What this task involves:
Report every line of the records that includes the word "Eylemleri".

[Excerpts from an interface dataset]
= = =
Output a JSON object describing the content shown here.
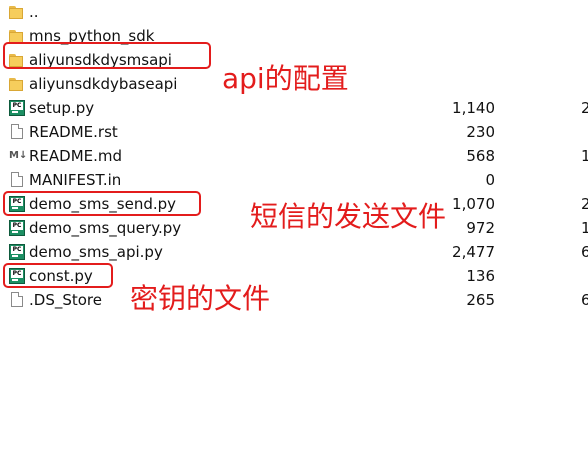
{
  "files": [
    {
      "name": "..",
      "type": "folder",
      "size": "",
      "extra": ""
    },
    {
      "name": "mns_python_sdk",
      "type": "folder",
      "size": "",
      "extra": ""
    },
    {
      "name": "aliyunsdkdysmsapi",
      "type": "folder",
      "size": "",
      "extra": ""
    },
    {
      "name": "aliyunsdkdybaseapi",
      "type": "folder",
      "size": "",
      "extra": ""
    },
    {
      "name": "setup.py",
      "type": "python",
      "size": "1,140",
      "extra": "2"
    },
    {
      "name": "README.rst",
      "type": "document",
      "size": "230",
      "extra": ""
    },
    {
      "name": "README.md",
      "type": "markdown",
      "size": "568",
      "extra": "1"
    },
    {
      "name": "MANIFEST.in",
      "type": "document",
      "size": "0",
      "extra": ""
    },
    {
      "name": "demo_sms_send.py",
      "type": "python",
      "size": "1,070",
      "extra": "2"
    },
    {
      "name": "demo_sms_query.py",
      "type": "python",
      "size": "972",
      "extra": "1"
    },
    {
      "name": "demo_sms_api.py",
      "type": "python",
      "size": "2,477",
      "extra": "6"
    },
    {
      "name": "const.py",
      "type": "python",
      "size": "136",
      "extra": ""
    },
    {
      "name": ".DS_Store",
      "type": "document",
      "size": "265",
      "extra": "6"
    }
  ],
  "annotations": {
    "api_config": "api的配置",
    "sms_send_file": "短信的发送文件",
    "secret_key_file": "密钥的文件"
  },
  "colors": {
    "annotation": "#e31c1c",
    "folder": "#f6cd5c",
    "python_icon": "#1c8f63"
  },
  "icons": {
    "folder": "folder-icon",
    "python": "python-file-icon",
    "document": "document-icon",
    "markdown": "markdown-icon"
  }
}
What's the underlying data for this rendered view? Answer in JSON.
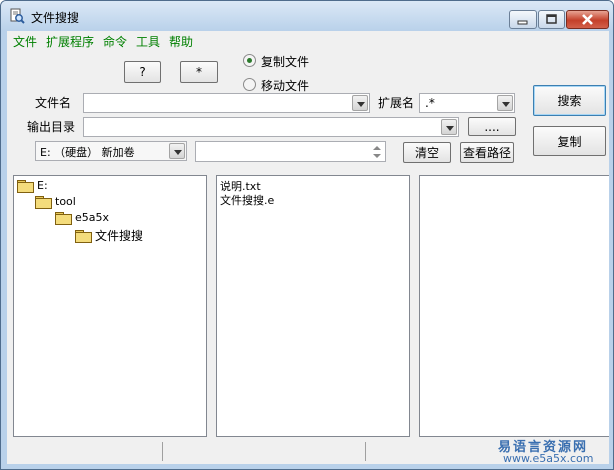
{
  "window": {
    "title": "文件搜搜"
  },
  "menu": [
    "文件",
    "扩展程序",
    "命令",
    "工具",
    "帮助"
  ],
  "buttons": {
    "question": "?",
    "star": "*",
    "search": "搜索",
    "copy": "复制",
    "browse": "....",
    "clear": "清空",
    "view_path": "查看路径"
  },
  "mode": {
    "copy_label": "复制文件",
    "move_label": "移动文件",
    "selected": "复制文件"
  },
  "filename": {
    "label": "文件名",
    "value": ""
  },
  "extension": {
    "label": "扩展名",
    "value": ".*"
  },
  "output_dir": {
    "label": "输出目录",
    "value": ""
  },
  "drive": {
    "value": "E: （硬盘） 新加卷"
  },
  "spin_value": "",
  "tree": [
    {
      "label": "E:",
      "level": 0
    },
    {
      "label": "tool",
      "level": 1
    },
    {
      "label": "e5a5x",
      "level": 2
    },
    {
      "label": "文件搜搜",
      "level": 3,
      "selected": true
    }
  ],
  "files": [
    "说明.txt",
    "文件搜搜.e"
  ],
  "watermark": {
    "line1": "易语言资源网",
    "line2": "www.e5a5x.com"
  },
  "colors": {
    "menu_text": "#008000",
    "titlebar": "#b9d1ea",
    "close_button": "#c4402a"
  }
}
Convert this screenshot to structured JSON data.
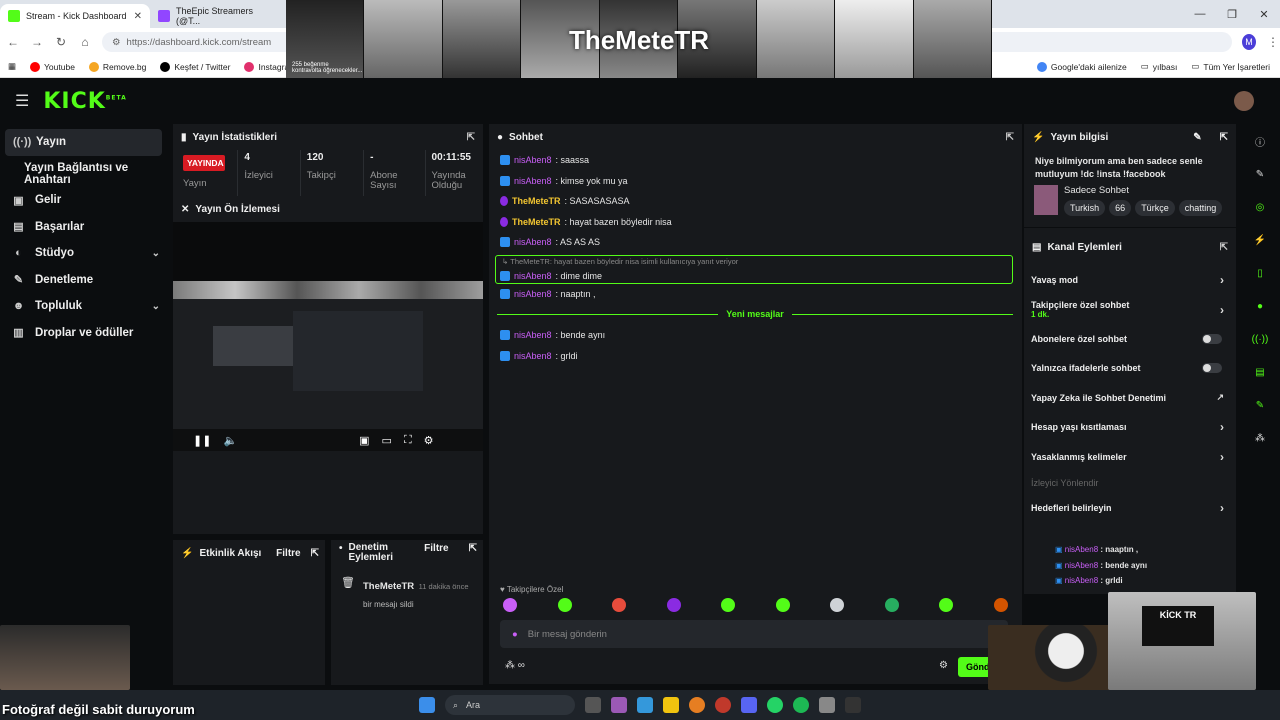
{
  "browser": {
    "tabs": [
      {
        "label": "Stream - Kick Dashboard",
        "active": true
      },
      {
        "label": "TheEpic Streamers (@T...",
        "active": false
      }
    ],
    "url": "https://dashboard.kick.com/stream",
    "profile_initial": "M",
    "bookmarks": [
      {
        "label": "Youtube",
        "color": "#ff0000"
      },
      {
        "label": "Remove.bg",
        "color": "#f5a623"
      },
      {
        "label": "Keşfet / Twitter",
        "color": "#000000"
      },
      {
        "label": "Instagram",
        "color": "#e1306c"
      }
    ],
    "bookmarks_right": [
      "Google'daki ailenize",
      "yılbası",
      "Tüm Yer İşaretleri"
    ]
  },
  "overlay": {
    "title": "TheMeteTR",
    "snippet": "255 beğenme",
    "snippet2": "kontravolta öğrenecekler..."
  },
  "app": {
    "logo": "KICK",
    "logo_sup": "BETA"
  },
  "sidebar": {
    "items": [
      {
        "label": "Yayın",
        "icon": "broadcast-icon"
      },
      {
        "label": "Yayın Bağlantısı ve Anahtarı",
        "icon": ""
      },
      {
        "label": "Gelir",
        "icon": "wallet-icon"
      },
      {
        "label": "Başarılar",
        "icon": "trophy-icon"
      },
      {
        "label": "Stüdyo",
        "icon": "studio-icon"
      },
      {
        "label": "Denetleme",
        "icon": "wrench-icon"
      },
      {
        "label": "Topluluk",
        "icon": "community-icon"
      },
      {
        "label": "Droplar ve ödüller",
        "icon": "gift-icon"
      }
    ]
  },
  "stats": {
    "title": "Yayın İstatistikleri",
    "live": "YAYINDA",
    "live_label": "Yayın",
    "viewers": "4",
    "viewers_label": "İzleyici",
    "followers": "120",
    "followers_label": "Takipçi",
    "subs": "-",
    "subs_label": "Abone Sayısı",
    "uptime": "00:11:55",
    "uptime_label": "Yayında Olduğu"
  },
  "preview": {
    "title": "Yayın Ön İzlemesi"
  },
  "activity": {
    "title": "Etkinlik Akışı",
    "filter": "Filtre"
  },
  "modactions": {
    "title": "Denetim Eylemleri",
    "filter": "Filtre",
    "entry_user": "TheMeteTR",
    "entry_time": "11 dakika önce",
    "entry_text": "bir mesajı sildi"
  },
  "chat": {
    "title": "Sohbet",
    "messages": [
      {
        "user": "nisAben8",
        "text": ": saassa",
        "role": "viewer"
      },
      {
        "user": "nisAben8",
        "text": ": kimse yok mu ya",
        "role": "viewer"
      },
      {
        "user": "TheMeteTR",
        "text": ": SASASASASA",
        "role": "host"
      },
      {
        "user": "TheMeteTR",
        "text": ": hayat bazen böyledir nisa",
        "role": "host"
      },
      {
        "user": "nisAben8",
        "text": ": AS AS AS",
        "role": "viewer"
      }
    ],
    "reply_context": "TheMeteTR: hayat bazen böyledir nisa isimli kullanıcıya yanıt veriyor",
    "reply_msg": {
      "user": "nisAben8",
      "text": ": dime dime"
    },
    "msg_after": {
      "user": "nisAben8",
      "text": ": naaptın ,"
    },
    "new_messages": "Yeni mesajlar",
    "new": [
      {
        "user": "nisAben8",
        "text": ": bende aynı"
      },
      {
        "user": "nisAben8",
        "text": ": grldi"
      }
    ],
    "followers_only": "Takipçilere Özel",
    "placeholder": "Bir mesaj gönderin",
    "send": "Gönder"
  },
  "streaminfo": {
    "title": "Yayın bilgisi",
    "desc": "Niye bilmiyorum ama ben sadece senle mutluyum !dc !insta !facebook",
    "category": "Sadece Sohbet",
    "tags": [
      "Turkish",
      "66",
      "Türkçe",
      "chatting"
    ]
  },
  "channel": {
    "title": "Kanal Eylemleri",
    "actions": [
      {
        "label": "Yavaş mod",
        "kind": "arrow"
      },
      {
        "label": "Takipçilere özel sohbet",
        "sub": "1 dk.",
        "kind": "arrow"
      },
      {
        "label": "Abonelere özel sohbet",
        "kind": "toggle"
      },
      {
        "label": "Yalnızca ifadelerle sohbet",
        "kind": "toggle"
      },
      {
        "label": "Yapay Zeka ile Sohbet Denetimi",
        "kind": "ext"
      },
      {
        "label": "Hesap yaşı kısıtlaması",
        "kind": "arrow"
      },
      {
        "label": "Yasaklanmış kelimeler",
        "kind": "arrow"
      }
    ],
    "disabled": "İzleyici Yönlendir",
    "goals": "Hedefleri belirleyin",
    "mini": [
      {
        "user": "nisAben8",
        "text": " : naaptın ,"
      },
      {
        "user": "nisAben8",
        "text": " : bende aynı"
      },
      {
        "user": "nisAben8",
        "text": " : grldi"
      }
    ]
  },
  "taskbar": {
    "search": "Ara"
  },
  "caption": "Fotoğraf değil sabit duruyorum",
  "cam_label": "KİCK TR"
}
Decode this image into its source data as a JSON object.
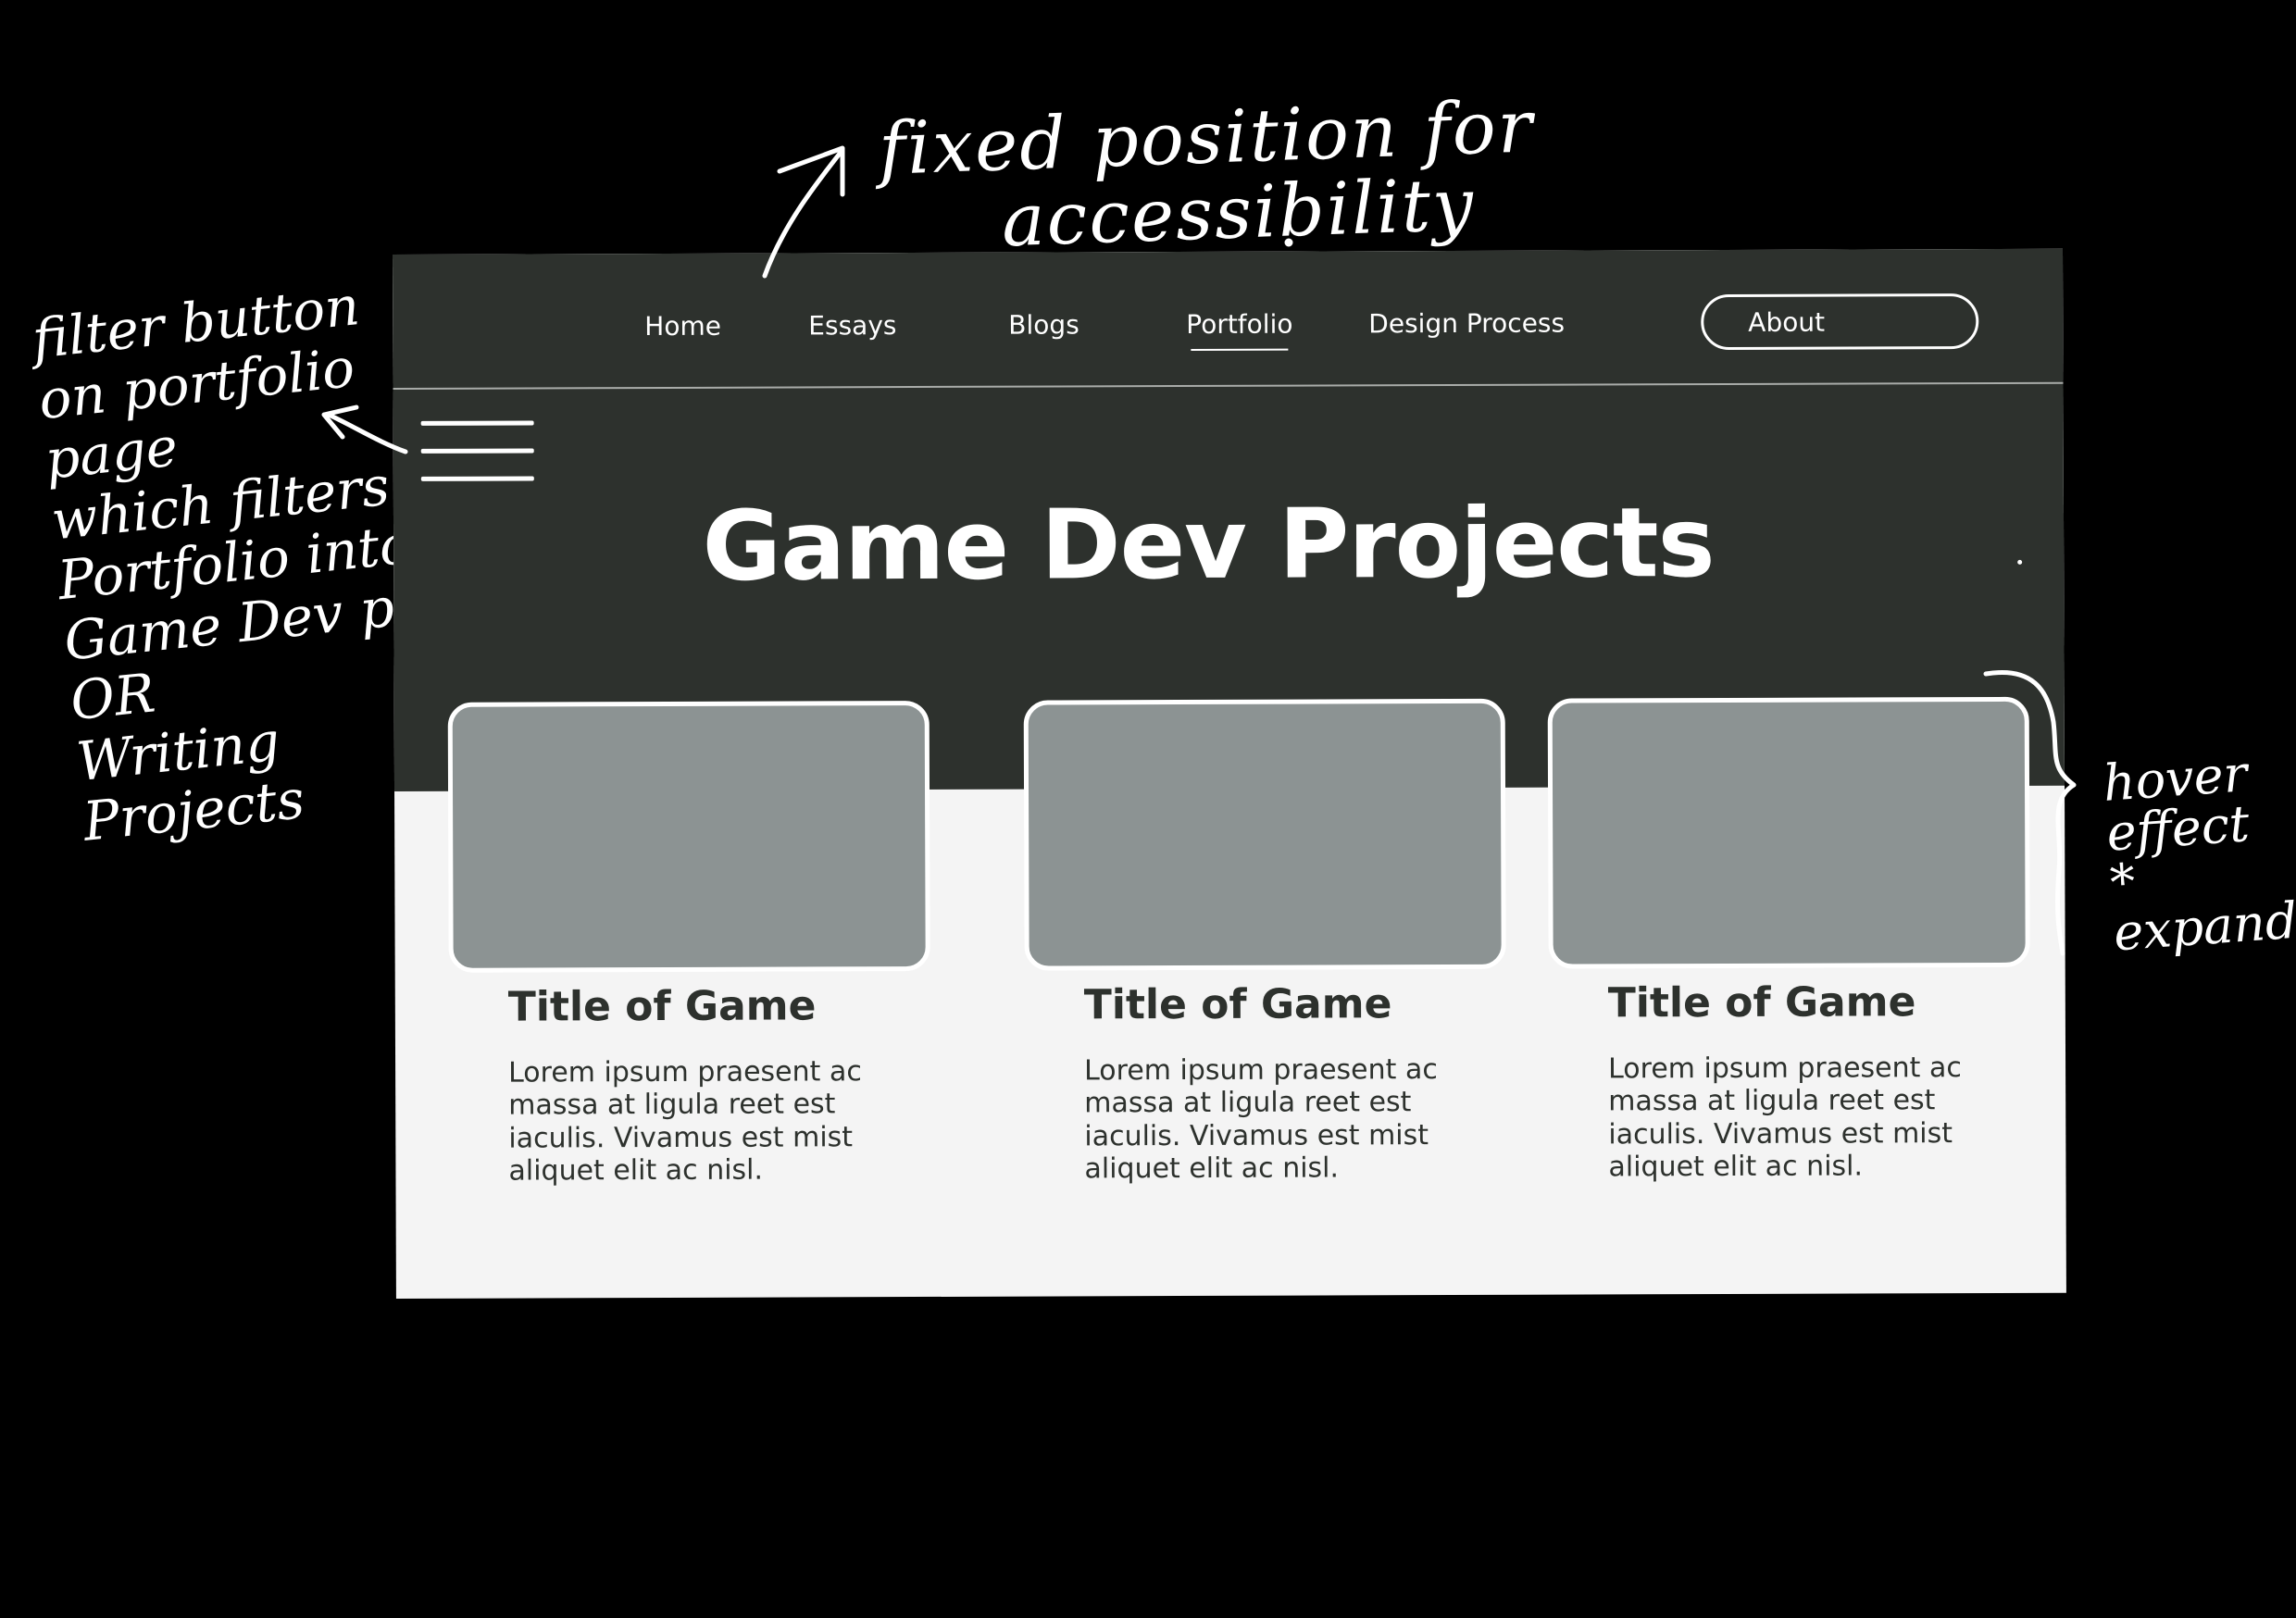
{
  "annotations": {
    "top_line1": "fixed position for",
    "top_line2": "accessibility",
    "left": "filter button\non portfolio\npage\nwhich filters\nPortfolio into\nGame Dev projects\nOR\nWriting\nProjects",
    "right": "hover\neffect\n* expands"
  },
  "nav": {
    "items": [
      {
        "label": "Home"
      },
      {
        "label": "Essays"
      },
      {
        "label": "Blogs"
      },
      {
        "label": "Portfolio",
        "active": true
      },
      {
        "label": "Design Process"
      }
    ],
    "about_label": "About"
  },
  "hero": {
    "title": "Game Dev Projects"
  },
  "cards": [
    {
      "title": "Title of Game",
      "description": "Lorem ipsum praesent ac massa at ligula reet est iaculis. Vivamus est mist aliquet elit ac nisl."
    },
    {
      "title": "Title of Game",
      "description": "Lorem ipsum praesent ac massa at ligula reet est iaculis. Vivamus est mist aliquet elit ac nisl."
    },
    {
      "title": "Title of Game",
      "description": "Lorem ipsum praesent ac massa at ligula reet est iaculis. Vivamus est mist aliquet elit ac nisl."
    }
  ],
  "colors": {
    "page_background": "#000000",
    "header_dark": "#2d312d",
    "content_light": "#f4f4f4",
    "card_image": "#8c9393",
    "text_light": "#ffffff"
  }
}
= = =
Written reply:
    "title": "Denetim Eylemleri",
    "title": "Kanal Eylemleri",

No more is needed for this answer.